EXERCISE
From the records, pick out and copy each line containing "library".

# # # # #

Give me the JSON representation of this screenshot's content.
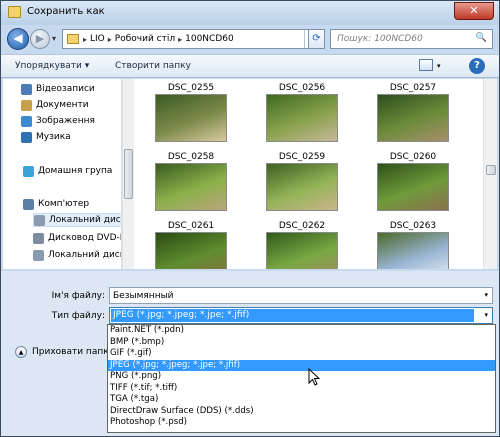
{
  "window": {
    "title": "Сохранить как",
    "close_glyph": "✕"
  },
  "nav": {
    "back_glyph": "◀",
    "forward_glyph": "▶",
    "dropdown_glyph": "▾",
    "breadcrumbs": [
      "LIO",
      "Робочий стіл",
      "100NCD60"
    ],
    "crumb_sep": "▸",
    "refresh_glyph": "⟳",
    "search_placeholder": "Пошук: 100NCD60",
    "search_icon": "🔍"
  },
  "toolbar": {
    "organize": "Упорядкувати ▾",
    "new_folder": "Створити папку",
    "help": "?"
  },
  "sidebar": {
    "items": [
      {
        "label": "Відеозаписи",
        "icon": "video-library-icon",
        "color": "#4a7ab8"
      },
      {
        "label": "Документи",
        "icon": "documents-library-icon",
        "color": "#c7a04a"
      },
      {
        "label": "Зображення",
        "icon": "pictures-library-icon",
        "color": "#3e8ad1"
      },
      {
        "label": "Музика",
        "icon": "music-library-icon",
        "color": "#2f6fb3"
      },
      {
        "label": "Домашня група",
        "icon": "homegroup-icon",
        "color": "#3aa3d8"
      },
      {
        "label": "Комп'ютер",
        "icon": "computer-icon",
        "color": "#5a7ea6"
      },
      {
        "label": "Локальний диск",
        "icon": "local-disk-icon",
        "color": "#8a9bb0"
      },
      {
        "label": "Дисковод DVD-R",
        "icon": "dvd-drive-icon",
        "color": "#7d8c9e"
      },
      {
        "label": "Локальний диск",
        "icon": "local-disk-icon",
        "color": "#8a9bb0"
      }
    ]
  },
  "files": [
    {
      "name": "DSC_0255",
      "palette": [
        "#3c5a22",
        "#7c8a4a",
        "#d8c9a0"
      ]
    },
    {
      "name": "DSC_0256",
      "palette": [
        "#3f6a22",
        "#8aa24c",
        "#c7b79b"
      ]
    },
    {
      "name": "DSC_0257",
      "palette": [
        "#2e4f1e",
        "#6c8c3a",
        "#a88f6d"
      ]
    },
    {
      "name": "DSC_0258",
      "palette": [
        "#3a5d1f",
        "#8bb04a",
        "#b9a57d"
      ]
    },
    {
      "name": "DSC_0259",
      "palette": [
        "#3e6121",
        "#94b357",
        "#c9b58c"
      ]
    },
    {
      "name": "DSC_0260",
      "palette": [
        "#2f5219",
        "#6f9a3a",
        "#8c7150"
      ]
    },
    {
      "name": "DSC_0261",
      "palette": [
        "#2b4c16",
        "#5f8d2e",
        "#8a6f45"
      ]
    },
    {
      "name": "DSC_0262",
      "palette": [
        "#315a1c",
        "#79a843",
        "#a48a63"
      ]
    },
    {
      "name": "DSC_0263",
      "palette": [
        "#4c6a2a",
        "#9ab5d4",
        "#e8eef5"
      ]
    }
  ],
  "form": {
    "filename_label": "Ім'я файлу:",
    "filename_value": "Безымянный",
    "filetype_label": "Тип файлу:",
    "filetype_value": "JPEG (*.jpg; *.jpeg; *.jpe; *.jfif)",
    "hide_folders": "Приховати папки",
    "arrow": "▾",
    "circle_glyph": "▲"
  },
  "filetype_options": [
    "Paint.NET (*.pdn)",
    "BMP (*.bmp)",
    "GIF (*.gif)",
    "JPEG (*.jpg; *.jpeg; *.jpe; *.jfif)",
    "PNG (*.png)",
    "TIFF (*.tif; *.tiff)",
    "TGA (*.tga)",
    "DirectDraw Surface (DDS) (*.dds)",
    "Photoshop (*.psd)"
  ],
  "selected_filetype_index": 3
}
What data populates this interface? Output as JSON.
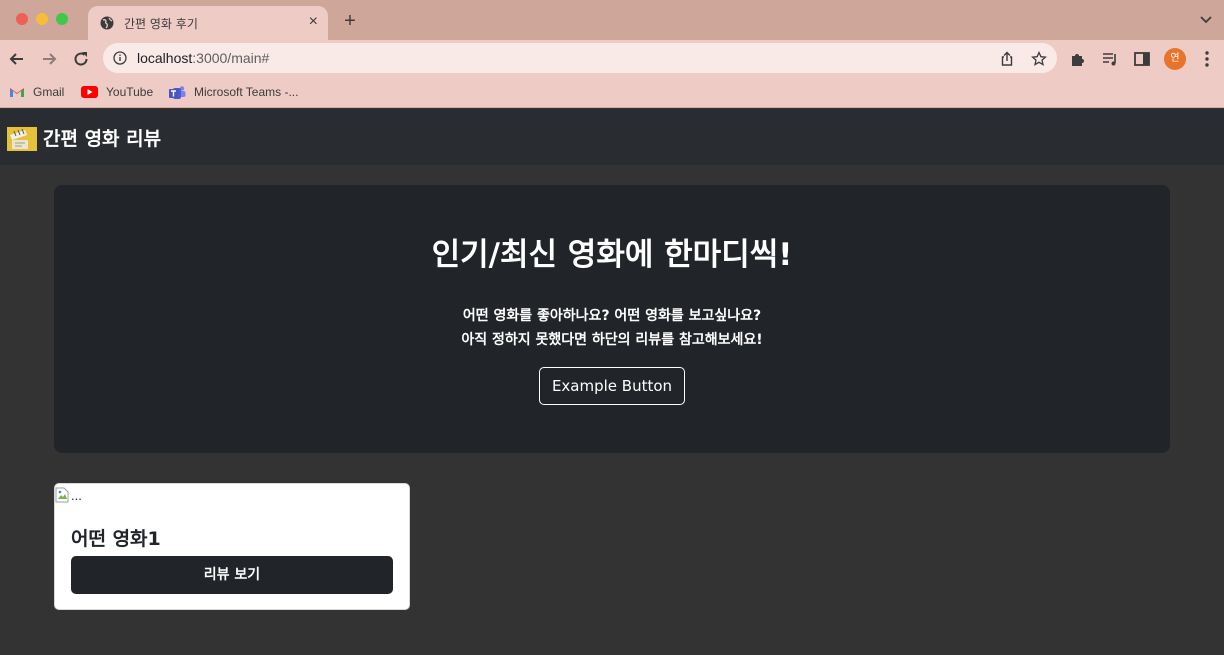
{
  "browser": {
    "tab_title": "간편 영화 후기",
    "tab_close": "×",
    "new_tab": "+",
    "url_host": "localhost",
    "url_path": ":3000/main#",
    "profile_initial": "연",
    "bookmarks": [
      {
        "label": "Gmail",
        "icon": "gmail-icon"
      },
      {
        "label": "YouTube",
        "icon": "youtube-icon"
      },
      {
        "label": "Microsoft Teams -...",
        "icon": "teams-icon"
      }
    ]
  },
  "navbar": {
    "brand": "간편 영화 리뷰",
    "logo_icon": "clapperboard-icon"
  },
  "hero": {
    "title": "인기/최신 영화에 한마디씩!",
    "line1": "어떤 영화를 좋아하나요? 어떤 영화를 보고싶나요?",
    "line2": "아직 정하지 못했다면 하단의 리뷰를 참고해보세요!",
    "button_label": "Example Button"
  },
  "cards": [
    {
      "image_alt": "...",
      "title": "어떤 영화1",
      "button_label": "리뷰 보기"
    }
  ],
  "colors": {
    "tab_strip": "#cfa69a",
    "toolbar": "#eecbc4",
    "navbar": "#292c30",
    "page_bg": "#333333",
    "hero_bg": "#212428",
    "card_button": "#212529"
  }
}
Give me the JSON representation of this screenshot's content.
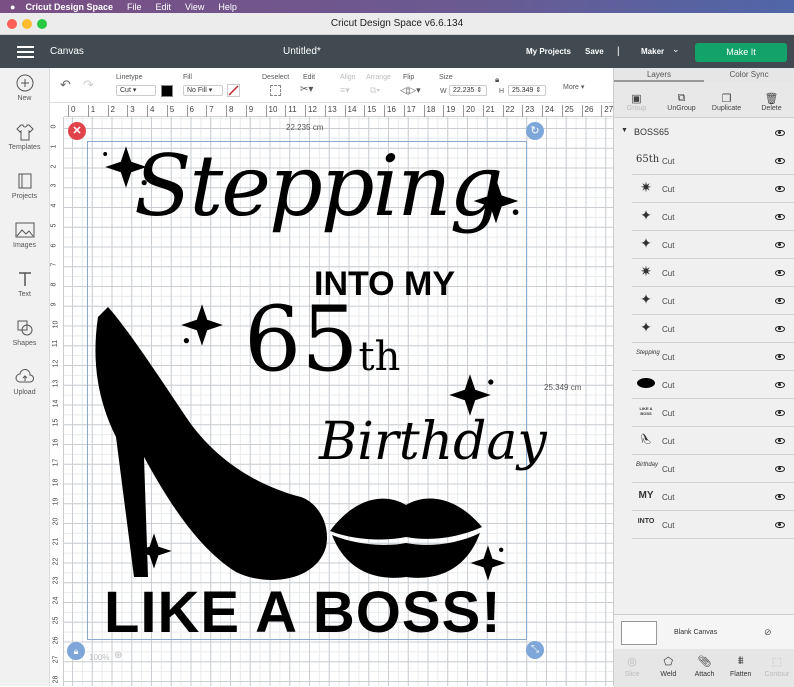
{
  "menubar": {
    "app": "Cricut Design Space",
    "items": [
      "File",
      "Edit",
      "View",
      "Help"
    ]
  },
  "window": {
    "title": "Cricut Design Space  v6.6.134"
  },
  "header": {
    "canvas": "Canvas",
    "doc_title": "Untitled*",
    "my_projects": "My Projects",
    "save": "Save",
    "separator": "|",
    "machine": "Maker",
    "make_it": "Make It",
    "make_it_color": "#12a36a"
  },
  "sidebar": [
    {
      "label": "New",
      "icon": "plus-circle-icon"
    },
    {
      "label": "Templates",
      "icon": "shirt-icon"
    },
    {
      "label": "Projects",
      "icon": "book-icon"
    },
    {
      "label": "Images",
      "icon": "image-icon"
    },
    {
      "label": "Text",
      "icon": "text-icon"
    },
    {
      "label": "Shapes",
      "icon": "shapes-icon"
    },
    {
      "label": "Upload",
      "icon": "cloud-upload-icon"
    }
  ],
  "toolbar": {
    "linetype_label": "Linetype",
    "linetype_value": "Cut",
    "fill_label": "Fill",
    "fill_value": "No Fill",
    "deselect": "Deselect",
    "edit": "Edit",
    "align": "Align",
    "arrange": "Arrange",
    "flip": "Flip",
    "size": "Size",
    "w_label": "W",
    "w_value": "22.235",
    "h_label": "H",
    "h_value": "25.349",
    "more": "More ▾"
  },
  "rulers": {
    "top": [
      "0",
      "1",
      "2",
      "3",
      "4",
      "5",
      "6",
      "7",
      "8",
      "9",
      "10",
      "11",
      "12",
      "13",
      "14",
      "15",
      "16",
      "17",
      "18",
      "19",
      "20",
      "21",
      "22",
      "23",
      "24",
      "25",
      "26",
      "27"
    ],
    "left": [
      "0",
      "1",
      "2",
      "3",
      "4",
      "5",
      "6",
      "7",
      "8",
      "9",
      "10",
      "11",
      "12",
      "13",
      "14",
      "15",
      "16",
      "17",
      "18",
      "19",
      "20",
      "21",
      "22",
      "23",
      "24",
      "25",
      "26",
      "27",
      "28"
    ]
  },
  "canvas": {
    "width_dim": "22.235 cm",
    "height_dim": "25.349 cm",
    "zoom": "100%",
    "design": {
      "line1": "Stepping",
      "line2": "INTO MY",
      "line3_num": "65",
      "line3_sup": "th",
      "line4": "Birthday",
      "line5": "LIKE A BOSS!"
    }
  },
  "layers_panel": {
    "tabs": [
      "Layers",
      "Color Sync"
    ],
    "actions": [
      "Group",
      "UnGroup",
      "Duplicate",
      "Delete"
    ],
    "group_name": "BOSS65",
    "layers": [
      {
        "thumb": "65th",
        "label": "Cut"
      },
      {
        "thumb": "✷",
        "label": "Cut"
      },
      {
        "thumb": "✦",
        "label": "Cut"
      },
      {
        "thumb": "✦",
        "label": "Cut"
      },
      {
        "thumb": "✷",
        "label": "Cut"
      },
      {
        "thumb": "✦",
        "label": "Cut"
      },
      {
        "thumb": "✦",
        "label": "Cut"
      },
      {
        "thumb": "Stepping",
        "label": "Cut"
      },
      {
        "thumb": "lips",
        "label": "Cut"
      },
      {
        "thumb": "LIKE A BOSS",
        "label": "Cut"
      },
      {
        "thumb": "shoe",
        "label": "Cut"
      },
      {
        "thumb": "Birthday",
        "label": "Cut"
      },
      {
        "thumb": "MY",
        "label": "Cut"
      },
      {
        "thumb": "INTO",
        "label": "Cut"
      }
    ],
    "blank_canvas": "Blank Canvas",
    "bottom_actions": [
      "Slice",
      "Weld",
      "Attach",
      "Flatten",
      "Contour"
    ]
  }
}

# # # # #

YOUR SOLUTION
        "icon": "video-library-icon",
        "icon": "documents-library-icon",
        "icon": "pictures-library-icon",
        "icon": "music-library-icon",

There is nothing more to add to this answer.